Using the data that follows, give the number of lines where the string "this" occurs, and nothing else.

:: Data to process

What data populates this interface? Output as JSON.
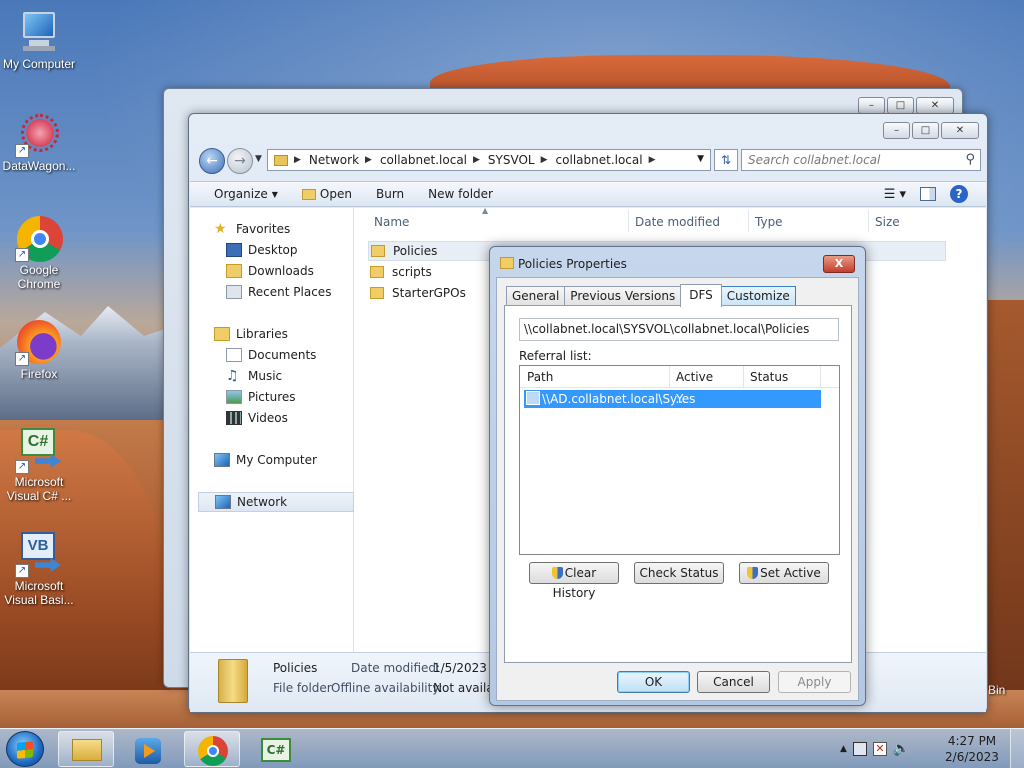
{
  "desktop": {
    "icons": [
      {
        "label": "My Computer"
      },
      {
        "label": "DataWagon..."
      },
      {
        "label": "Google Chrome"
      },
      {
        "label": "Firefox"
      },
      {
        "label": "Microsoft Visual C# ..."
      },
      {
        "label": "Microsoft Visual Basi..."
      }
    ],
    "recycle_bin_label": "Bin"
  },
  "explorer": {
    "address": {
      "crumbs": [
        "Network",
        "collabnet.local",
        "SYSVOL",
        "collabnet.local"
      ]
    },
    "search_placeholder": "Search collabnet.local",
    "toolbar": {
      "organize": "Organize",
      "open": "Open",
      "burn": "Burn",
      "new_folder": "New folder"
    },
    "navpane": {
      "favorites": "Favorites",
      "desktop": "Desktop",
      "downloads": "Downloads",
      "recent": "Recent Places",
      "libraries": "Libraries",
      "documents": "Documents",
      "music": "Music",
      "pictures": "Pictures",
      "videos": "Videos",
      "my_computer": "My Computer",
      "network": "Network"
    },
    "columns": {
      "name": "Name",
      "date": "Date modified",
      "type": "Type",
      "size": "Size"
    },
    "files": [
      "Policies",
      "scripts",
      "StarterGPOs"
    ],
    "details": {
      "name": "Policies",
      "type": "File folder",
      "date_label": "Date modified:",
      "date_value": "1/5/2023 2",
      "offline_label": "Offline availability:",
      "offline_value": "Not availal"
    }
  },
  "dialog": {
    "title": "Policies Properties",
    "close": "X",
    "tabs": [
      "General",
      "Previous Versions",
      "DFS",
      "Customize"
    ],
    "active_tab": "DFS",
    "path": "\\\\collabnet.local\\SYSVOL\\collabnet.local\\Policies",
    "referral_label": "Referral list:",
    "columns": {
      "path": "Path",
      "active": "Active",
      "status": "Status"
    },
    "rows": [
      {
        "path": "\\\\AD.collabnet.local\\Sy...",
        "active": "Yes",
        "status": ""
      }
    ],
    "buttons": {
      "clear_history": "Clear History",
      "check_status": "Check Status",
      "set_active": "Set Active",
      "ok": "OK",
      "cancel": "Cancel",
      "apply": "Apply"
    }
  },
  "taskbar": {
    "time": "4:27 PM",
    "date": "2/6/2023"
  }
}
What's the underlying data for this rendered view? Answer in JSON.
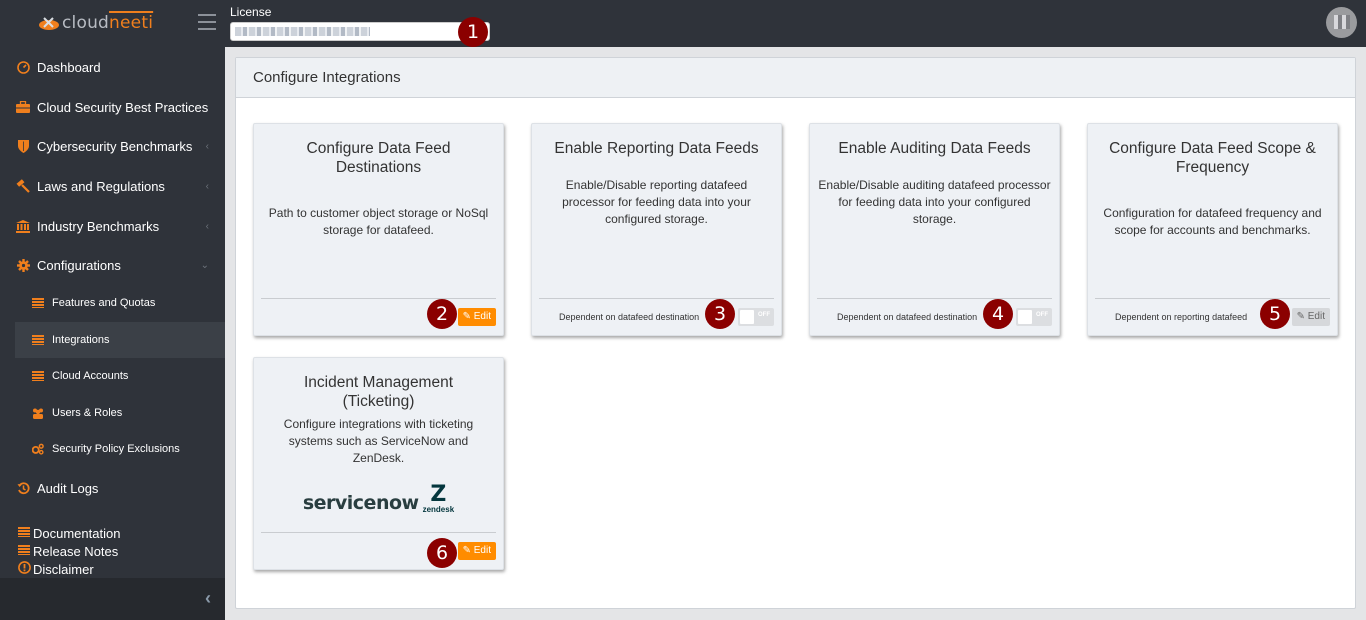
{
  "app": {
    "logo_part1": "cloud",
    "logo_part2": "neeti",
    "accent_color": "#f07f1d"
  },
  "topbar": {
    "license_label": "License",
    "license_value": "(blurred license value)",
    "avatar": "user-avatar-blurred"
  },
  "sidebar": {
    "items": [
      {
        "label": "Dashboard",
        "icon": "dashboard-gauge-icon"
      },
      {
        "label": "Cloud Security Best Practices",
        "icon": "briefcase-icon"
      },
      {
        "label": "Cybersecurity Benchmarks",
        "icon": "shield-icon",
        "chevron": "‹"
      },
      {
        "label": "Laws and Regulations",
        "icon": "gavel-icon",
        "chevron": "‹"
      },
      {
        "label": "Industry Benchmarks",
        "icon": "bank-icon",
        "chevron": "‹"
      },
      {
        "label": "Configurations",
        "icon": "gear-icon",
        "chevron": "⌄"
      }
    ],
    "sub_items": [
      {
        "label": "Features and Quotas",
        "icon": "list-icon"
      },
      {
        "label": "Integrations",
        "icon": "list-icon",
        "active": true
      },
      {
        "label": "Cloud Accounts",
        "icon": "list-icon"
      },
      {
        "label": "Users & Roles",
        "icon": "users-icon"
      },
      {
        "label": "Security Policy Exclusions",
        "icon": "gears-icon"
      }
    ],
    "audit_logs": "Audit Logs",
    "footer_links": [
      {
        "label": "Documentation",
        "icon": "list-icon"
      },
      {
        "label": "Release Notes",
        "icon": "list-icon"
      },
      {
        "label": "Disclaimer",
        "icon": "exclamation-circle-icon"
      }
    ],
    "collapse": "‹"
  },
  "main": {
    "title": "Configure Integrations",
    "cards": [
      {
        "title": "Configure Data Feed Destinations",
        "description": "Path to customer object storage or NoSql storage for datafeed.",
        "footer_text": "",
        "action": "Edit",
        "action_type": "button",
        "action_enabled": true
      },
      {
        "title": "Enable Reporting Data Feeds",
        "description": "Enable/Disable reporting datafeed processor for feeding data into your configured storage.",
        "footer_text": "Dependent on datafeed destination",
        "action": "OFF",
        "action_type": "toggle",
        "action_enabled": false
      },
      {
        "title": "Enable Auditing Data Feeds",
        "description": "Enable/Disable auditing datafeed processor for feeding data into your configured storage.",
        "footer_text": "Dependent on datafeed destination",
        "action": "OFF",
        "action_type": "toggle",
        "action_enabled": false
      },
      {
        "title": "Configure Data Feed Scope & Frequency",
        "description": "Configuration for datafeed frequency and scope for accounts and benchmarks.",
        "footer_text": "Dependent on reporting datafeed",
        "action": "Edit",
        "action_type": "button",
        "action_enabled": false
      },
      {
        "title": "Incident Management (Ticketing)",
        "description": "Configure integrations with ticketing systems such as ServiceNow and ZenDesk.",
        "footer_text": "",
        "logos": [
          "servicenow",
          "zendesk"
        ],
        "action": "Edit",
        "action_type": "button",
        "action_enabled": true
      }
    ]
  },
  "annotations": [
    "1",
    "2",
    "3",
    "4",
    "5",
    "6"
  ]
}
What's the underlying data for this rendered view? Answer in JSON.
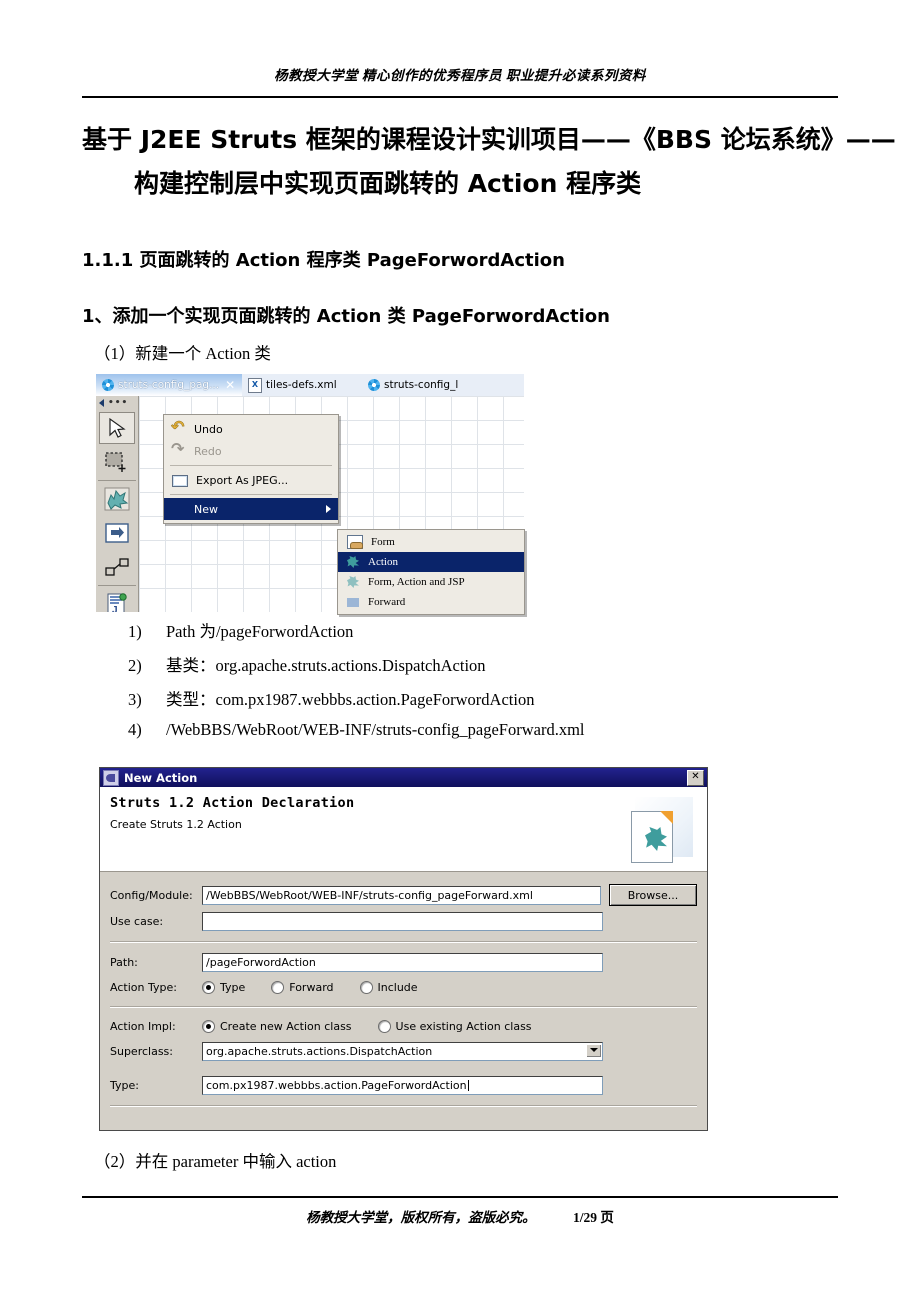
{
  "document": {
    "header_text": "杨教授大学堂 精心创作的优秀程序员 职业提升必读系列资料",
    "title_line1": "基于 J2EE Struts 框架的课程设计实训项目——《BBS 论坛系统》——",
    "title_line2": "构建控制层中实现页面跳转的 Action 程序类",
    "heading_1": "1.1.1 页面跳转的 Action 程序类 PageForwordAction",
    "heading_2": "1、添加一个实现页面跳转的 Action 类 PageForwordAction",
    "para_1": "（1）新建一个 Action 类",
    "para_2": "（2）并在 parameter 中输入 action",
    "footer_text": "杨教授大学堂，版权所有，盗版必究。",
    "footer_page": "1/29 页"
  },
  "steps": [
    {
      "marker": "1)",
      "text": "Path 为/pageForwordAction"
    },
    {
      "marker": "2)",
      "text": "基类：org.apache.struts.actions.DispatchAction"
    },
    {
      "marker": "3)",
      "text": "类型：com.px1987.webbbs.action.PageForwordAction"
    },
    {
      "marker": "4)",
      "text": "/WebBBS/WebRoot/WEB-INF/struts-config_pageForward.xml"
    }
  ],
  "editor": {
    "tabs": [
      {
        "label": "struts-config_pag...",
        "icon": "cog-icon",
        "active": true,
        "close": "✕"
      },
      {
        "label": "tiles-defs.xml",
        "icon": "xml-file-icon",
        "active": false
      },
      {
        "label": "struts-config_l",
        "icon": "cog-icon",
        "active": false
      }
    ],
    "palette": {
      "collapse_dots": "•••",
      "tools": [
        "select-tool",
        "marquee-tool",
        "action-tool",
        "forward-tool",
        "link-tool",
        "jsp-tool"
      ]
    },
    "context_menu": [
      {
        "label": "Undo",
        "accel": "U",
        "icon": "undo-icon",
        "state": "enabled"
      },
      {
        "label": "Redo",
        "accel": "R",
        "icon": "redo-icon",
        "state": "disabled"
      },
      {
        "label": "Export As JPEG...",
        "icon": "jpeg-export-icon",
        "state": "enabled"
      },
      {
        "label": "New",
        "icon": "",
        "state": "submenu",
        "has_submenu": true
      }
    ],
    "submenu": [
      {
        "label": "Form",
        "icon": "form-icon",
        "selected": false
      },
      {
        "label": "Action",
        "icon": "action-icon",
        "selected": true
      },
      {
        "label": "Form, Action and JSP",
        "icon": "form-action-jsp-icon",
        "selected": false
      },
      {
        "label": "Forward",
        "icon": "forward-icon",
        "selected": false
      }
    ]
  },
  "dialog": {
    "title": "New Action",
    "close_label": "✕",
    "banner_heading": "Struts 1.2 Action Declaration",
    "banner_subtext": "Create Struts 1.2 Action",
    "fields": {
      "config_module_label": "Config/Module:",
      "config_module_value": "/WebBBS/WebRoot/WEB-INF/struts-config_pageForward.xml",
      "browse_label": "Browse...",
      "use_case_label": "Use case:",
      "use_case_value": "",
      "path_label": "Path:",
      "path_value": "/pageForwordAction",
      "action_type_label": "Action Type:",
      "action_type_options": [
        "Type",
        "Forward",
        "Include"
      ],
      "action_type_selected": "Type",
      "action_impl_label": "Action Impl:",
      "action_impl_options": [
        "Create new Action class",
        "Use existing Action class"
      ],
      "action_impl_selected": "Create new Action class",
      "superclass_label": "Superclass:",
      "superclass_value": "org.apache.struts.actions.DispatchAction",
      "type_label": "Type:",
      "type_value": "com.px1987.webbbs.action.PageForwordAction"
    }
  },
  "colors": {
    "title_bar": "#10105c",
    "menu_highlight": "#0a246a",
    "dialog_face": "#d4d0c8",
    "tab_active": "#9fc3ec"
  }
}
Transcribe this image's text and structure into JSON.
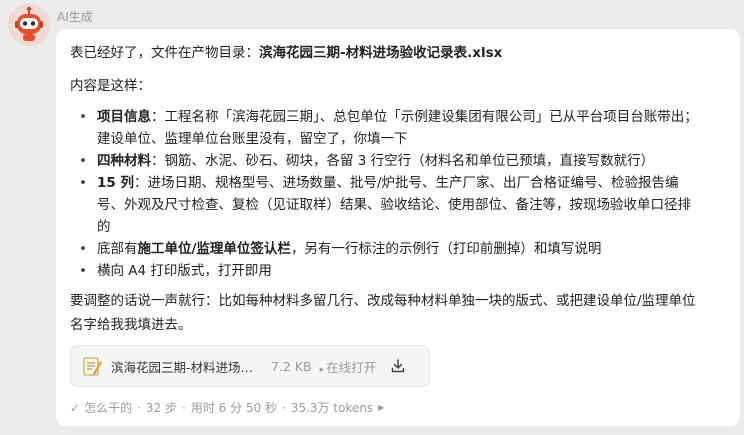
{
  "sender": {
    "name": "AI生成"
  },
  "message": {
    "lead_prefix": "表已经好了，文件在产物目录：",
    "lead_file": "滨海花园三期-材料进场验收记录表.xlsx",
    "intro": "内容是这样：",
    "points": [
      {
        "bold": "项目信息",
        "text1": "：工程名称「滨海花园三期」、总包单位「示例建设集团有限公司」已从平台项目台账带出；",
        "text2": "建设单位、监理单位台账里没有，留空了，你填一下"
      },
      {
        "bold": "四种材料",
        "text1": "：钢筋、水泥、砂石、砌块，各留 3 行空行（材料名和单位已预填，直接写数就行）"
      },
      {
        "bold": "15 列",
        "text1": "：进场日期、规格型号、进场数量、批号/炉批号、生产厂家、出厂合格证编号、检验报告编",
        "text2": "号、外观及尺寸检查、复检（见证取样）结果、验收结论、使用部位、备注等，按现场验收单口径排",
        "text3": "的"
      },
      {
        "pre": "底部有",
        "bold": "施工单位/监理单位签认栏",
        "text1": "，另有一行标注的示例行（打印前删掉）和填写说明"
      },
      {
        "text1": "横向 A4 打印版式，打开即用"
      }
    ],
    "closing1": "要调整的话说一声就行：比如每种材料多留几行、改成每种材料单独一块的版式、或把建设单位/监理单位",
    "closing2": "名字给我我填进去。"
  },
  "file_card": {
    "name": "滨海花园三期-材料进场验…",
    "size": "7.2 KB",
    "open_label": "在线打开",
    "icon": "memo-icon"
  },
  "meta": {
    "label": "怎么干的",
    "steps": "32 步",
    "time": "用时 6 分 50 秒",
    "tokens": "35.3万 tokens"
  }
}
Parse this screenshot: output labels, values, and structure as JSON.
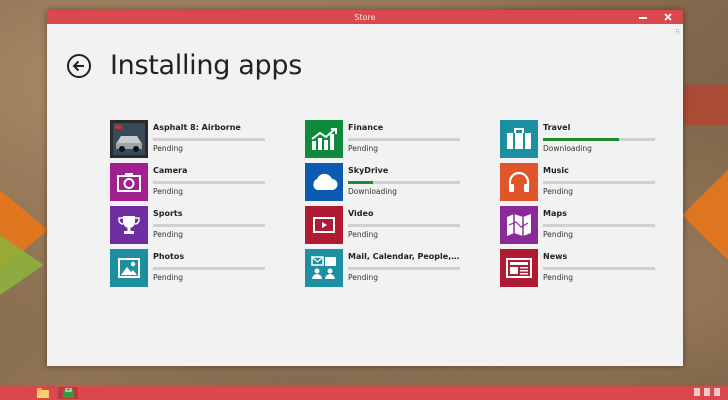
{
  "window": {
    "title": "Store"
  },
  "header": {
    "title": "Installing apps"
  },
  "apps": [
    {
      "name": "Asphalt 8: Airborne",
      "status": "Pending",
      "progress": 0,
      "color": "#2a2a2a",
      "icon": "car-icon"
    },
    {
      "name": "Camera",
      "status": "Pending",
      "progress": 0,
      "color": "#a11f8e",
      "icon": "camera-icon"
    },
    {
      "name": "Sports",
      "status": "Pending",
      "progress": 0,
      "color": "#6f2ea0",
      "icon": "trophy-icon"
    },
    {
      "name": "Photos",
      "status": "Pending",
      "progress": 0,
      "color": "#1e8fa0",
      "icon": "photo-icon"
    },
    {
      "name": "Finance",
      "status": "Pending",
      "progress": 0,
      "color": "#0d8a3c",
      "icon": "chart-icon"
    },
    {
      "name": "SkyDrive",
      "status": "Downloading",
      "progress": 0.22,
      "color": "#0d5ab0",
      "icon": "cloud-icon"
    },
    {
      "name": "Video",
      "status": "Pending",
      "progress": 0,
      "color": "#b01a33",
      "icon": "video-icon"
    },
    {
      "name": "Mail, Calendar, People, and...",
      "status": "Pending",
      "progress": 0,
      "color": "#1e8fa0",
      "icon": "mail-people-icon"
    },
    {
      "name": "Travel",
      "status": "Downloading",
      "progress": 0.68,
      "color": "#1e8fa0",
      "icon": "suitcase-icon"
    },
    {
      "name": "Music",
      "status": "Pending",
      "progress": 0,
      "color": "#e0562a",
      "icon": "headphones-icon"
    },
    {
      "name": "Maps",
      "status": "Pending",
      "progress": 0,
      "color": "#8a2a98",
      "icon": "map-icon"
    },
    {
      "name": "News",
      "status": "Pending",
      "progress": 0,
      "color": "#b01a33",
      "icon": "newspaper-icon"
    }
  ],
  "colors": {
    "accent": "#d9484d",
    "progress": "#1c8c2e"
  }
}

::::

Output below: 5